Or, restated in somewhat different terms: each stimulus variable studied may influence some feature(s) of a response, the magnitude and seriousness of the effect being a function of various contextual factors. This is a disturbing conclusion, all the more so because such 16 Research Interviewing a statement could have been made prior to undertaking the studies. Further, the conclusion and the findings that it reflects have no practical implications for the design of any particular study because the possible relationships between stimulus and response variables have to be determined separately in each instance.
P) Have someHave some (P) things happened that we missed that you Research Interviews as Speech Events 009 41 decided later was important[ 010 W You mean that- that hurt or or happy? 011 A Well what happened. 012 W The hurt was since- The hurt was since my father died. 013 I mean an' my whole family just (P) disintegrated. I 014 think that's really the word. That's the biggest hurt 015 that I've ever had in my whole life as far as family. 016 I mean we were very close closely- close family. I 017 just- all it's six years already an'- an' the sad part 018 (P) huh:h when I think about it I get ang- so angry 019 that 1- y'know it- when Leslie got married (P) and 020 of course it was my twin brother I should refer to him 021 as Morris he y'know said Cn) invite Mickey an' invite [ 022 023 024 A W (Laughter) this one- I said I can't I can't I just- and I think there was a certain revenge I got that- that I was having 025 026 A W And you didn'tan affai- a simcha and I didn't invite them.
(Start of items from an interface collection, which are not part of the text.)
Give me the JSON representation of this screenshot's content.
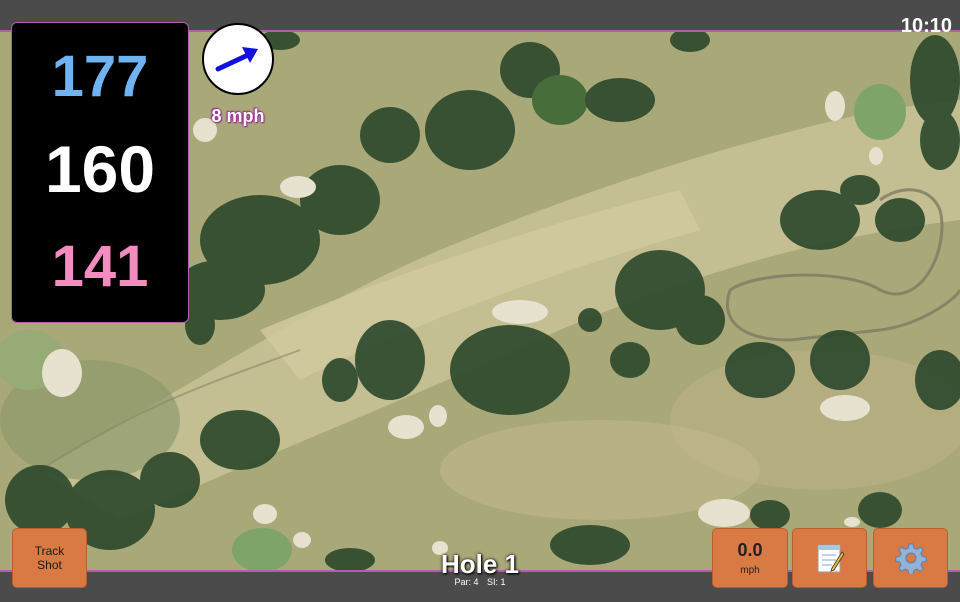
{
  "status_bar": {
    "time": "10:10"
  },
  "yardages": {
    "back": "177",
    "middle": "160",
    "front": "141",
    "colors": {
      "back": "#6fb3f2",
      "middle": "#ffffff",
      "front": "#f48cbf"
    }
  },
  "wind": {
    "speed": "8 mph",
    "direction_icon": "arrow-icon",
    "arrow_color": "#1111dd"
  },
  "hole": {
    "title": "Hole 1",
    "par": "Par: 4",
    "si": "SI: 1"
  },
  "buttons": {
    "track_shot": {
      "line1": "Track",
      "line2": "Shot"
    },
    "speed": {
      "value": "0.0",
      "unit": "mph"
    },
    "notes": {
      "icon": "notepad-icon"
    },
    "settings": {
      "icon": "gear-icon"
    }
  },
  "colors": {
    "button_bg": "#d97a45",
    "accent": "#b15fb0",
    "bar": "#4b4b4b"
  }
}
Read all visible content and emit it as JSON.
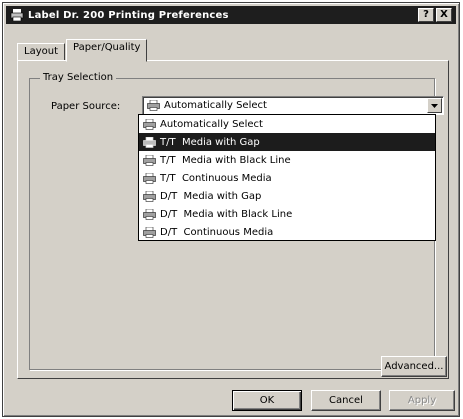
{
  "window": {
    "title": "Label Dr. 200 Printing Preferences",
    "help_label": "?",
    "close_label": "X"
  },
  "tabs": [
    {
      "label": "Layout",
      "active": false
    },
    {
      "label": "Paper/Quality",
      "active": true
    }
  ],
  "tray_selection": {
    "group_label": "Tray Selection",
    "paper_source_label": "Paper Source:",
    "selected_value": "Automatically Select",
    "options": [
      {
        "label": "Automatically Select",
        "icon": "printer-icon",
        "selected": false
      },
      {
        "label": "T/T  Media with Gap",
        "icon": "printer-icon",
        "selected": true
      },
      {
        "label": "T/T  Media with Black Line",
        "icon": "printer-icon",
        "selected": false
      },
      {
        "label": "T/T  Continuous Media",
        "icon": "printer-icon",
        "selected": false
      },
      {
        "label": "D/T  Media with Gap",
        "icon": "printer-icon",
        "selected": false
      },
      {
        "label": "D/T  Media with Black Line",
        "icon": "printer-icon",
        "selected": false
      },
      {
        "label": "D/T  Continuous Media",
        "icon": "printer-icon",
        "selected": false
      }
    ]
  },
  "buttons": {
    "advanced": "Advanced...",
    "ok": "OK",
    "cancel": "Cancel",
    "apply": "Apply"
  },
  "colors": {
    "dialog_face": "#d4d0c8",
    "title_bar": "#1e1e1e",
    "selection": "#1c1c1c"
  }
}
Mishler (1975a,b, 1978) shows systematic regularities in successive chains of questions and answers. Schegloff and Sacks (1973) and Sacks, Schegloff, and Jefferson (1974) develop the concept of adjacency pairs for the situation where a second speaker's utterances are tied to and contingent in particular ways to a first speaker's utterances, a conversational structure of which questions and answers are one important subtype. Briggs (1983, 1984) and Frake (1964, 1977) discuss the uses and problems of formal questioning procedures in ethnographic field research in other cultures.